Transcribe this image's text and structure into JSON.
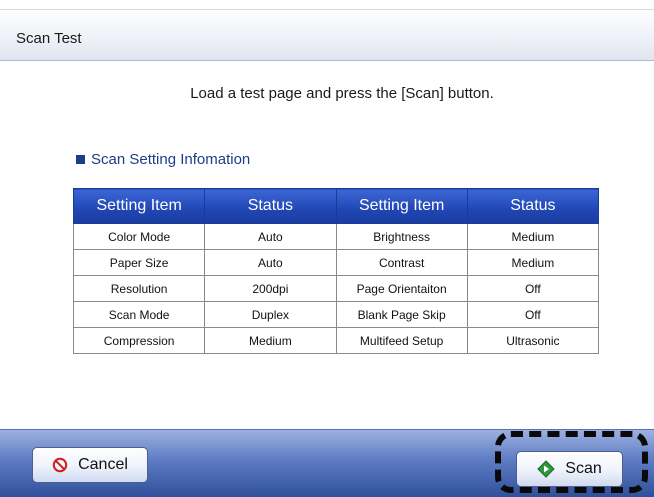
{
  "window": {
    "title": "Scan Test"
  },
  "main": {
    "instruction": "Load a test page and press the [Scan] button.",
    "section_title": "Scan Setting Infomation",
    "table": {
      "headers": [
        "Setting Item",
        "Status",
        "Setting Item",
        "Status"
      ],
      "rows": [
        [
          "Color Mode",
          "Auto",
          "Brightness",
          "Medium"
        ],
        [
          "Paper Size",
          "Auto",
          "Contrast",
          "Medium"
        ],
        [
          "Resolution",
          "200dpi",
          "Page Orientaiton",
          "Off"
        ],
        [
          "Scan Mode",
          "Duplex",
          "Blank Page Skip",
          "Off"
        ],
        [
          "Compression",
          "Medium",
          "Multifeed Setup",
          "Ultrasonic"
        ]
      ]
    }
  },
  "footer": {
    "cancel_label": "Cancel",
    "scan_label": "Scan"
  },
  "colors": {
    "header_blue": "#2046b4",
    "section_blue": "#1f3c88",
    "cancel_icon_red": "#d0201a",
    "scan_icon_green": "#2e9a3c"
  },
  "icons": {
    "cancel": "prohibited-icon",
    "scan": "diamond-start-icon"
  }
}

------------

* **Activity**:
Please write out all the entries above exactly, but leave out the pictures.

* **Result for this exercise**:
Transcribe this image's text and structure into JSON.
{
  "window": {
    "title": "Scan Test"
  },
  "main": {
    "instruction": "Load a test page and press the [Scan] button.",
    "section_title": "Scan Setting Infomation",
    "table": {
      "headers": [
        "Setting Item",
        "Status",
        "Setting Item",
        "Status"
      ],
      "rows": [
        [
          "Color Mode",
          "Auto",
          "Brightness",
          "Medium"
        ],
        [
          "Paper Size",
          "Auto",
          "Contrast",
          "Medium"
        ],
        [
          "Resolution",
          "200dpi",
          "Page Orientaiton",
          "Off"
        ],
        [
          "Scan Mode",
          "Duplex",
          "Blank Page Skip",
          "Off"
        ],
        [
          "Compression",
          "Medium",
          "Multifeed Setup",
          "Ultrasonic"
        ]
      ]
    }
  },
  "footer": {
    "cancel_label": "Cancel",
    "scan_label": "Scan"
  },
  "colors": {
    "header_blue": "#2046b4",
    "section_blue": "#1f3c88",
    "cancel_icon_red": "#d0201a",
    "scan_icon_green": "#2e9a3c"
  },
  "icons": {
    "cancel": "prohibited-icon",
    "scan": "diamond-start-icon"
  }
}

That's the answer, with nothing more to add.